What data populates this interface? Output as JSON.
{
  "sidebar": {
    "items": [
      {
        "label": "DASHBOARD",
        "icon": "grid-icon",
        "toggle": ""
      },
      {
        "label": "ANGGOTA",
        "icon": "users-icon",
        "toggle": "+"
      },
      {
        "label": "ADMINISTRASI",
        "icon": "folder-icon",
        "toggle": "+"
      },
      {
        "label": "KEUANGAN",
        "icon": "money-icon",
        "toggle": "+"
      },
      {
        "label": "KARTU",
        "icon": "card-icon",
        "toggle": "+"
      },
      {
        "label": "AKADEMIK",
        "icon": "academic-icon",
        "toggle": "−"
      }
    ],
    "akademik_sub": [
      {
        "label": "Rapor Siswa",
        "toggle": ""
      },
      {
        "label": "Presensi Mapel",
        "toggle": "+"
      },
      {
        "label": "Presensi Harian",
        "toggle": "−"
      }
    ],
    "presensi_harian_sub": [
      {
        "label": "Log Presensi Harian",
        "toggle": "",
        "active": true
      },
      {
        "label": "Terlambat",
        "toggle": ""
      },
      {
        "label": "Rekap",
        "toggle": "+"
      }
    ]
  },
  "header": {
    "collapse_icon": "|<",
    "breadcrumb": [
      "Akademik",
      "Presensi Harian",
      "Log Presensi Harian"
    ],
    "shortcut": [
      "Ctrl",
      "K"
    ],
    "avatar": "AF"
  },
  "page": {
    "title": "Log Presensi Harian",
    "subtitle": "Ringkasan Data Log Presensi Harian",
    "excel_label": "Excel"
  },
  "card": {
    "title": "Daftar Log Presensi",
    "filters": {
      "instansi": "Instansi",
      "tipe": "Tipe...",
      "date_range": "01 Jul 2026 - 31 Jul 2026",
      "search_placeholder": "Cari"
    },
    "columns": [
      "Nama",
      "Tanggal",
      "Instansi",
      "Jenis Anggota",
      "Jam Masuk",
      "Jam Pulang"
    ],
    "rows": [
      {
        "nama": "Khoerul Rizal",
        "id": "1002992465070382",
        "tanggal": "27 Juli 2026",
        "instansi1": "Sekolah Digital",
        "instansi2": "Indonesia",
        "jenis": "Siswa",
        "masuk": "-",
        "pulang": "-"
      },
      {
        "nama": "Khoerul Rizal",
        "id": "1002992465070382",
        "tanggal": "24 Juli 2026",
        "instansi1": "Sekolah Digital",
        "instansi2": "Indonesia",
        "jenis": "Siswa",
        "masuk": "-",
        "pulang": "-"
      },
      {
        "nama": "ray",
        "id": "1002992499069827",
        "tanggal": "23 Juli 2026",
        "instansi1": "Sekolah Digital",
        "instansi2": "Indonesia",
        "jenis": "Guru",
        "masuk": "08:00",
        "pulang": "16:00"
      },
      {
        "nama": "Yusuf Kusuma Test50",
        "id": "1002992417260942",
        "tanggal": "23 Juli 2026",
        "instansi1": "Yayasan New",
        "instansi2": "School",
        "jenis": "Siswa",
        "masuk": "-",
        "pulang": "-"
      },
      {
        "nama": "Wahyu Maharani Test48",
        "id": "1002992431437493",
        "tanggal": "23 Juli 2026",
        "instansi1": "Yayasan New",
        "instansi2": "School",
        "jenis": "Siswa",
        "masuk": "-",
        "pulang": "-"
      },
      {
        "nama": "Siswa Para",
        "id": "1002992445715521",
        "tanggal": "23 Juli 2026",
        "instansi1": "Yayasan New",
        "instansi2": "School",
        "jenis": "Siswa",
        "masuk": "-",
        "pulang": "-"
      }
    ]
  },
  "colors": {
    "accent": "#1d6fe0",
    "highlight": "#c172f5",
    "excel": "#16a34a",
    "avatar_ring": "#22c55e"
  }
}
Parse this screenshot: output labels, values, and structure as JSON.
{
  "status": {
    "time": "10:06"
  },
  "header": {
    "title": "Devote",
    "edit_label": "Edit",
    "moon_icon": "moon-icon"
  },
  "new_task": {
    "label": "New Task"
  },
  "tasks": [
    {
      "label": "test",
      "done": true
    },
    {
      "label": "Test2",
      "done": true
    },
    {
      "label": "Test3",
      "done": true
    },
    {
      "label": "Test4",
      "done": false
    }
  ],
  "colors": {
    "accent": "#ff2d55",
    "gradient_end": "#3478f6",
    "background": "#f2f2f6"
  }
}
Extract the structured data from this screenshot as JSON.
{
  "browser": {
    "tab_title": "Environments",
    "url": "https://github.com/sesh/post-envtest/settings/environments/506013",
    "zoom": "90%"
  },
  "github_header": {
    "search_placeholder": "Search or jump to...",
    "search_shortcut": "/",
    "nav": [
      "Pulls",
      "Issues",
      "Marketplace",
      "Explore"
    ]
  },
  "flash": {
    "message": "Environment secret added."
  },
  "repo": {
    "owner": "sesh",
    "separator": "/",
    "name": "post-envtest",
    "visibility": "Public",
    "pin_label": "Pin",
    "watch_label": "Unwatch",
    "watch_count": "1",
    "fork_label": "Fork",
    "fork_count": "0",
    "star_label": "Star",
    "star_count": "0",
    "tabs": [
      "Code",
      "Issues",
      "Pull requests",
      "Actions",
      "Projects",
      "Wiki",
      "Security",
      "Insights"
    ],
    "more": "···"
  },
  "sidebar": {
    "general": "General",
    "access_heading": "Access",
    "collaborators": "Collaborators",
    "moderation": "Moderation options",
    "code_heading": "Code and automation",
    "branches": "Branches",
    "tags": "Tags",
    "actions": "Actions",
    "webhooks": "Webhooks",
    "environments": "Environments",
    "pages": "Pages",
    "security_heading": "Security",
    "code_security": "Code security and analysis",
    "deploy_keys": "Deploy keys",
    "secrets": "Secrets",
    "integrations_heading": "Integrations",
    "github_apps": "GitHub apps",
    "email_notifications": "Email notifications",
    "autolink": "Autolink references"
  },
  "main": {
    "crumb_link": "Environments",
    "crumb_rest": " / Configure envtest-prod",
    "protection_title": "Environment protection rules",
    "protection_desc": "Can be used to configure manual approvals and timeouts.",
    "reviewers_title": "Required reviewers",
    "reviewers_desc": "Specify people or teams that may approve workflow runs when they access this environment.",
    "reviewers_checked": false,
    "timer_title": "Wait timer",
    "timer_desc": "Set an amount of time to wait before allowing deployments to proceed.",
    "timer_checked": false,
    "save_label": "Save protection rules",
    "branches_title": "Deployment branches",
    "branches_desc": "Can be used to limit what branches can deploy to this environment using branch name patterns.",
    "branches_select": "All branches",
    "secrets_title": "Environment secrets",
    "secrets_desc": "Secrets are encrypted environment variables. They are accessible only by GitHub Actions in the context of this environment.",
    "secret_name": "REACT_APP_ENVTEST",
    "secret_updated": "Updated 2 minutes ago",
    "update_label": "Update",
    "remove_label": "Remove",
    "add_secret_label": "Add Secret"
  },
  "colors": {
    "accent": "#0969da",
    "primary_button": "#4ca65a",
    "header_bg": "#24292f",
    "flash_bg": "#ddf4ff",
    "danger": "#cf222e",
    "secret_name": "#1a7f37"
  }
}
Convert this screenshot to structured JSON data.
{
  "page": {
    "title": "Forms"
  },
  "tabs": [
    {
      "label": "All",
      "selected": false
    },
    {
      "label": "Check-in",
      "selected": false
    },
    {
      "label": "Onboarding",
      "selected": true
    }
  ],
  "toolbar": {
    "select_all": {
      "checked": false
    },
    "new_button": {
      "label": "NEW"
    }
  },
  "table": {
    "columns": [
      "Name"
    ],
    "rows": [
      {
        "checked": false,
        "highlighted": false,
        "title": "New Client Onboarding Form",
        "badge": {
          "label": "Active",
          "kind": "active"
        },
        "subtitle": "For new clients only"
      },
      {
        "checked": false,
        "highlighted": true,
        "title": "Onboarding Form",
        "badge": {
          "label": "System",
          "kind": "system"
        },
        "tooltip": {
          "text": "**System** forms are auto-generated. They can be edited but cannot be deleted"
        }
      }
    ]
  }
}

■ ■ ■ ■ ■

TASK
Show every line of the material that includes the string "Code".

SOLUTION BELOW
      "Code",
    "code_heading": "Code and automation",
    "code_security": "Code security and analysis",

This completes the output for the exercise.